§ **What is needed**
Restate all of the following data exactly, keeping any images out of the copy.

§ **Collection entries**
━━━━

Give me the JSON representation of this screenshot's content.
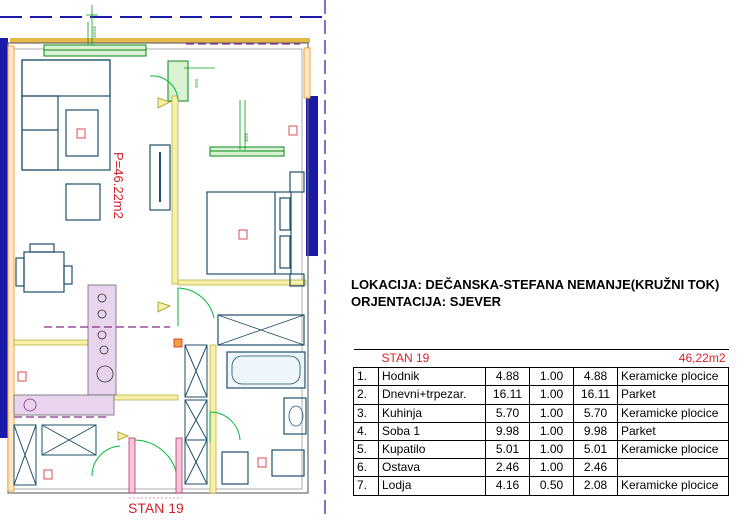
{
  "floor_plan": {
    "area_label": "P=46.22m2",
    "apartment_label": "STAN 19",
    "colors": {
      "wall": "#1a1aa8",
      "window_green": "#0a8a1a",
      "dims": "#0a9e1a",
      "door_swing": "#00b83a",
      "furniture": "#1e4f6a",
      "annotation_red": "#d4202a",
      "balcony_orange": "#f2a23a"
    }
  },
  "info": {
    "location": "LOKACIJA: DEČANSKA-STEFANA NEMANJE(KRUŽNI TOK)",
    "orientation": "ORJENTACIJA: SJEVER"
  },
  "room_table": {
    "title": "STAN 19",
    "total": "46,22m2",
    "rows": [
      {
        "no": "1.",
        "name": "Hodnik",
        "area": "4.88",
        "coef": "1.00",
        "net": "4.88",
        "floor": "Keramicke plocice"
      },
      {
        "no": "2.",
        "name": "Dnevni+trpezar.",
        "area": "16.11",
        "coef": "1.00",
        "net": "16.11",
        "floor": "Parket"
      },
      {
        "no": "3.",
        "name": "Kuhinja",
        "area": "5.70",
        "coef": "1.00",
        "net": "5.70",
        "floor": "Keramicke plocice"
      },
      {
        "no": "4.",
        "name": "Soba 1",
        "area": "9.98",
        "coef": "1.00",
        "net": "9.98",
        "floor": "Parket"
      },
      {
        "no": "5.",
        "name": "Kupatilo",
        "area": "5.01",
        "coef": "1.00",
        "net": "5.01",
        "floor": "Keramicke plocice"
      },
      {
        "no": "6.",
        "name": "Ostava",
        "area": "2.46",
        "coef": "1.00",
        "net": "2.46",
        "floor": ""
      },
      {
        "no": "7.",
        "name": "Lodja",
        "area": "4.16",
        "coef": "0.50",
        "net": "2.08",
        "floor": "Keramicke plocice"
      }
    ]
  }
}
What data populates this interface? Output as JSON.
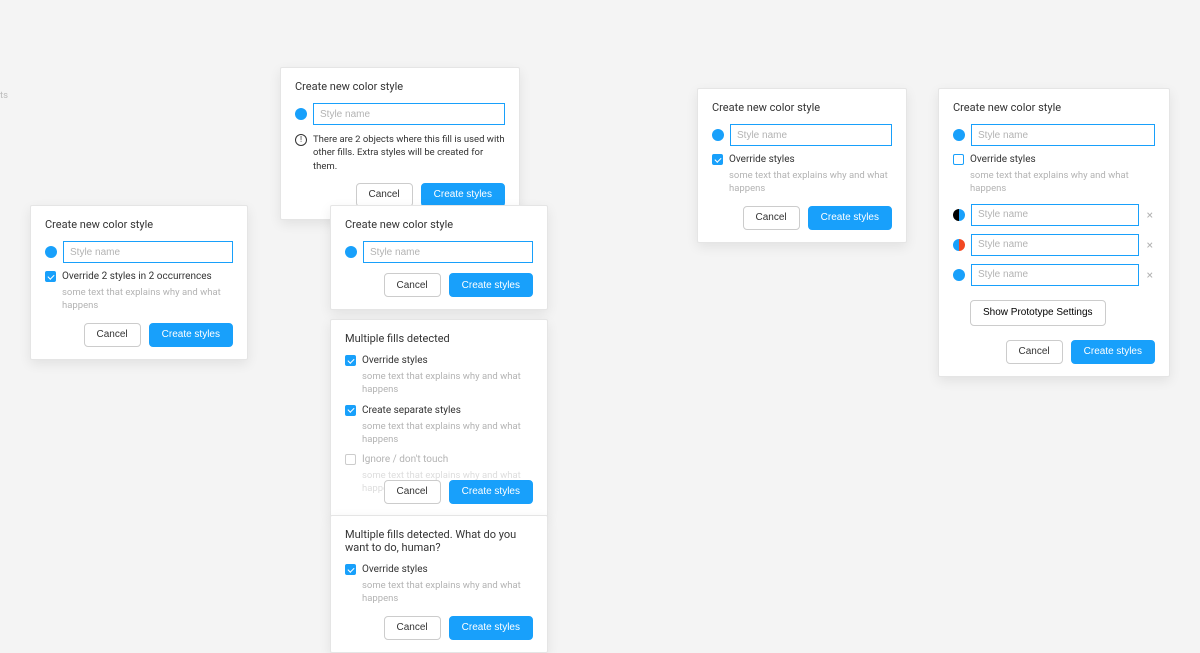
{
  "common": {
    "title_create": "Create new color style",
    "title_multiple": "Multiple fills detected",
    "title_multiple_human": "Multiple fills detected. What do you want to do, human?",
    "placeholder": "Style name",
    "cancel": "Cancel",
    "create": "Create styles",
    "help": "some text that explains why and what happens"
  },
  "d1": {
    "info": "There are 2 objects where this fill is used with other fills. Extra styles will be created for them."
  },
  "d2": {
    "chk_override": "Override 2 styles in 2 occurrences"
  },
  "d3": {},
  "d4": {
    "chk_override": "Override styles",
    "chk_separate": "Create separate styles",
    "chk_ignore": "Ignore / don't touch"
  },
  "d5": {
    "chk_override": "Override styles"
  },
  "d6": {
    "chk_override": "Override styles"
  },
  "d7": {
    "chk_override": "Override styles",
    "proto_btn": "Show Prototype Settings"
  },
  "chart_data": null
}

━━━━

§ **Finished task**
Give me the JSON representation of this screenshot's content.
{
  "floor_plan": {
    "area_label": "P=46.22m2",
    "apartment_label": "STAN 19",
    "colors": {
      "wall": "#1a1aa8",
      "window_green": "#0a8a1a",
      "dims": "#0a9e1a",
      "door_swing": "#00b83a",
      "furniture": "#1e4f6a",
      "annotation_red": "#d4202a",
      "balcony_orange": "#f2a23a"
    }
  },
  "info": {
    "location": "LOKACIJA: DEČANSKA-STEFANA NEMANJE(KRUŽNI TOK)",
    "orientation": "ORJENTACIJA: SJEVER"
  },
  "room_table": {
    "title": "STAN 19",
    "total": "46,22m2",
    "rows": [
      {
        "no": "1.",
        "name": "Hodnik",
        "area": "4.88",
        "coef": "1.00",
        "net": "4.88",
        "floor": "Keramicke plocice"
      },
      {
        "no": "2.",
        "name": "Dnevni+trpezar.",
        "area": "16.11",
        "coef": "1.00",
        "net": "16.11",
        "floor": "Parket"
      },
      {
        "no": "3.",
        "name": "Kuhinja",
        "area": "5.70",
        "coef": "1.00",
        "net": "5.70",
        "floor": "Keramicke plocice"
      },
      {
        "no": "4.",
        "name": "Soba 1",
        "area": "9.98",
        "coef": "1.00",
        "net": "9.98",
        "floor": "Parket"
      },
      {
        "no": "5.",
        "name": "Kupatilo",
        "area": "5.01",
        "coef": "1.00",
        "net": "5.01",
        "floor": "Keramicke plocice"
      },
      {
        "no": "6.",
        "name": "Ostava",
        "area": "2.46",
        "coef": "1.00",
        "net": "2.46",
        "floor": ""
      },
      {
        "no": "7.",
        "name": "Lodja",
        "area": "4.16",
        "coef": "0.50",
        "net": "2.08",
        "floor": "Keramicke plocice"
      }
    ]
  }
}
What data populates this interface? Output as JSON.
{
  "common": {
    "title_create": "Create new color style",
    "title_multiple": "Multiple fills detected",
    "title_multiple_human": "Multiple fills detected. What do you want to do, human?",
    "placeholder": "Style name",
    "cancel": "Cancel",
    "create": "Create styles",
    "help": "some text that explains why and what happens"
  },
  "d1": {
    "info": "There are 2 objects where this fill is used with other fills. Extra styles will be created for them."
  },
  "d2": {
    "chk_override": "Override 2 styles in 2 occurrences"
  },
  "d3": {},
  "d4": {
    "chk_override": "Override styles",
    "chk_separate": "Create separate styles",
    "chk_ignore": "Ignore / don't touch"
  },
  "d5": {
    "chk_override": "Override styles"
  },
  "d6": {
    "chk_override": "Override styles"
  },
  "d7": {
    "chk_override": "Override styles",
    "proto_btn": "Show Prototype Settings"
  },
  "chart_data": null
}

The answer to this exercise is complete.